staying the course. But if troop safety is the driving concern, there is an obvious alternative to piling $87 billion on top of the earlier $75 billion Iraq war supplemental appropriation and continuing to expand a $400 billion budget deficit. The answer? Withdraw U.S. forces from Iraq. Rather than abandoning Iraq, the

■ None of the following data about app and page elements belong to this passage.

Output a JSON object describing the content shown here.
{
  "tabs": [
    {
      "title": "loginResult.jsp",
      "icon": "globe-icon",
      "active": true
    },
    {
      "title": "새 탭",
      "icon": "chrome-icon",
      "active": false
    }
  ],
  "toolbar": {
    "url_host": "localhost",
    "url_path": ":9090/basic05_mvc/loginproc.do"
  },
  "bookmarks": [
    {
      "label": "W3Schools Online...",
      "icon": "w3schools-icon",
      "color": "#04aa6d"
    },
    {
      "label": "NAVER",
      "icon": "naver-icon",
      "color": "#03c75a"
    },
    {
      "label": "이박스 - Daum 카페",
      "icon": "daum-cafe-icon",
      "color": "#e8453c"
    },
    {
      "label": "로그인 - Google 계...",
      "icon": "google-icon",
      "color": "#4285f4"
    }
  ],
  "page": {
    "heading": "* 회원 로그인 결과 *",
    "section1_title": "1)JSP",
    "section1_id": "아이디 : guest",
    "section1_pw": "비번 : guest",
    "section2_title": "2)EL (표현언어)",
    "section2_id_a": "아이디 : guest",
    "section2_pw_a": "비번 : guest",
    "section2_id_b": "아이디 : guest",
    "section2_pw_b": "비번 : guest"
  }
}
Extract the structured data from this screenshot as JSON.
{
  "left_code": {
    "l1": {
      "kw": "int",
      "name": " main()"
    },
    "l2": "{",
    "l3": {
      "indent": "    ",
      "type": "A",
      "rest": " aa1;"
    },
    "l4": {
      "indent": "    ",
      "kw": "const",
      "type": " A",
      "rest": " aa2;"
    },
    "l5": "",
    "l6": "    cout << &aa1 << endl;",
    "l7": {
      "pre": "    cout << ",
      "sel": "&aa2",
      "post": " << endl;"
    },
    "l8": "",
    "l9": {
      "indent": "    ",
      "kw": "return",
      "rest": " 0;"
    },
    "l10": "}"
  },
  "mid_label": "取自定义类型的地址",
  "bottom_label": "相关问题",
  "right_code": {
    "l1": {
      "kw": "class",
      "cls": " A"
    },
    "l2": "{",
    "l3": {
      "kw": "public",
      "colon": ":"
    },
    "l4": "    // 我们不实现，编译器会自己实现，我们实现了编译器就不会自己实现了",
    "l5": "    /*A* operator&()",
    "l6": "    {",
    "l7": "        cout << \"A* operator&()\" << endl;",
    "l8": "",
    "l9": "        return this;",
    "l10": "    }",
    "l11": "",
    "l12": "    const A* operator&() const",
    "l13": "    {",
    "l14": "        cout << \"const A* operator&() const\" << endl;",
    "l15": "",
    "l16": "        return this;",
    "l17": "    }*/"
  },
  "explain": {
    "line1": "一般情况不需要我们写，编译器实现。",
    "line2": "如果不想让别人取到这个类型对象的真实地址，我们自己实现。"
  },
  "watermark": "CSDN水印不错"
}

United States would simply be making good on the president's prewar promise: "The United States has no intention of determining the precise form of Iraq's new government. That choice belongs to the Iraqi people." But the president has to do better than saying that the transition to self-government will "neither be hurried nor delayed." There needs to be a definitive and prompt timetable for U.S. withdrawal. The administration must hand the government of Iraq back to the Iraqis, sooner rather than later. In the words of one Iraqi: "We thank the Americans for getting rid of Saddam's regime, but now Iraq must be run by Iraqis." The longer American forces stay, however well intentioned and noble the motive, the more Iraqis will come to resent a foreign occupier. Even Ahmad Chalabi -- founder of the Iraqi National Congress exile group that urged the administration int